Partners of the Measles Initiative Wednesday said the number of measles cases in Africa has dropped by 60 percent since 1999 as a result of vaccination campaigns in over 40 countries. Officials say the reduction in measles cases and deaths from the highly preventable illness will also help in the fight against other childhood diseases in Africa and elsewhere.

Since 1999, nearly 200 million children have been vaccinated against measles and the lives of one million children, most under the age of five, have been saved as a result of systematic, routine and supplementary measles immunization, according to the Measles Initiative.

The Initiative's partners include the American Red Cross, the U.S. Centers for Disease Control and Prevention, the World Health Organization and UNICEF.

The Measles Initiative has raised more than $144 million since 2001 to carry out vaccination campaigns on the continent. Another partner, the private United Nations Foundation, announced Wednesday it's contributing $20 million more to the effort.

Health officials say Africa has 95 percent of the world's measles cases so they look toward that continent to gauge the success of coordinated measles vaccination campaigns to combat a highly preventable disease.

Steve Blount, of the Centers for Disease Control, called the African experience a true public health success story of modern times.

Dr. Blount says countries are increasingly combining more comprehensive childcare with measles campaigns.

"Ministries of health are moving from implementing vertical, single disease programs that target just one condition to implementing integrated child health programs that deliver additional, life-saving interventions to this vulnerable age group," said Dr. Blount.

Through measles campaigns, officials say children can receive malaria bed nets, vitamin A to prevent blindness and de-worming medication.

Officials say the success of the measles campaign goes a long way toward reaching the U.N. Millennium goal of reducing child mortality by two-thirds by the year 2015.

UNICEF Executive Director Ann Veneman says the results in Africa can be applied to other countries.

"While the measles initiative includes all of Africa, its success must be replicated in Asia, which accounts for the greatest number of children who die from measles," she noted. "In February, the initiative and the government of Bangladesh will launch the largest ever measles campaign aiming to 35 million children."

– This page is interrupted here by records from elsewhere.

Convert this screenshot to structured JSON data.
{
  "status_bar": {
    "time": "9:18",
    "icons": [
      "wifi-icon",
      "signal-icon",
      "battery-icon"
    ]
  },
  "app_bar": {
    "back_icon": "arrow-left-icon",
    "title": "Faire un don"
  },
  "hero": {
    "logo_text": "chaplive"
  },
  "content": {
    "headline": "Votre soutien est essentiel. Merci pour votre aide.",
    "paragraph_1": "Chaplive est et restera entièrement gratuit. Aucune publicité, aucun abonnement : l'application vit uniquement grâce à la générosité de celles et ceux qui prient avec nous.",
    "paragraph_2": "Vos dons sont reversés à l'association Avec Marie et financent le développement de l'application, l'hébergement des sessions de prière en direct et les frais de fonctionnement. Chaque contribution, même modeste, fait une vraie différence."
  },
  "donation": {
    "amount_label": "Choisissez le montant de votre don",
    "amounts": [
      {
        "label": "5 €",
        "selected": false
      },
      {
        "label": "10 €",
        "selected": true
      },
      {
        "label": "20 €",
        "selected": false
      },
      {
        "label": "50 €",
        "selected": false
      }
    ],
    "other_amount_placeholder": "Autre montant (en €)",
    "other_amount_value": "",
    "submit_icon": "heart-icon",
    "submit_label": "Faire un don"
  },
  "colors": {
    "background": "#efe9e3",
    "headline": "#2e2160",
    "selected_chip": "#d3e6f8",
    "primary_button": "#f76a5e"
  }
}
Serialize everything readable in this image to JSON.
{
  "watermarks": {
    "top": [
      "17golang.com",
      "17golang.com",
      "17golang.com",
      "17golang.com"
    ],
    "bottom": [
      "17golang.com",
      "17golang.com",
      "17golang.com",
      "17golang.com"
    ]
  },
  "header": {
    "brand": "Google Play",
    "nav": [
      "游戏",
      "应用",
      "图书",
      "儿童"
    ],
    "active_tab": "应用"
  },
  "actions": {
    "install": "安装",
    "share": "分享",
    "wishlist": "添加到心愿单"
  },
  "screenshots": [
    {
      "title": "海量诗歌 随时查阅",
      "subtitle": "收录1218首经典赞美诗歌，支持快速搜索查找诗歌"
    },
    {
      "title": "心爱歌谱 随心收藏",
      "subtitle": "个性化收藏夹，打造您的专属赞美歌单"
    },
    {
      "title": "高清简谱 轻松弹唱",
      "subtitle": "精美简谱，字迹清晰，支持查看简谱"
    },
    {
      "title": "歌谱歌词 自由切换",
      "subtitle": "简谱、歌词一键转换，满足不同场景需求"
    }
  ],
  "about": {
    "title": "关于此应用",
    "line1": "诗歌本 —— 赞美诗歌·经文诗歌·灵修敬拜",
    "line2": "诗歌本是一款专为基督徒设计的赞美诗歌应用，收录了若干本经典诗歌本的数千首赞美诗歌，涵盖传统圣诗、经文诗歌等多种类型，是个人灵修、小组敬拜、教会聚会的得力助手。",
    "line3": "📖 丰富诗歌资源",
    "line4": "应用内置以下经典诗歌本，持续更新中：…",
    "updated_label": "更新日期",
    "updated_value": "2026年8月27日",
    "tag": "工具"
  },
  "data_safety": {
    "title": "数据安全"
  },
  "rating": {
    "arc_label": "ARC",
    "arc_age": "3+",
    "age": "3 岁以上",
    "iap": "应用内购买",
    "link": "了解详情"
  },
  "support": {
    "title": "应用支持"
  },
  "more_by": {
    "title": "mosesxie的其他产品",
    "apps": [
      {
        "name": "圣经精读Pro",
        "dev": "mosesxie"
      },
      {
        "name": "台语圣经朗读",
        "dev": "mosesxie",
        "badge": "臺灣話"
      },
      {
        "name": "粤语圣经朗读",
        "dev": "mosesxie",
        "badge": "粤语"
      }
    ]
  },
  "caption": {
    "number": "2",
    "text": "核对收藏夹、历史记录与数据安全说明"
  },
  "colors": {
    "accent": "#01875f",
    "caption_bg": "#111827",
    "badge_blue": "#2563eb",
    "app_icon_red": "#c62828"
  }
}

The announcements by the Measles Initiative were made at the Time Magazine Global Health Summit in New York.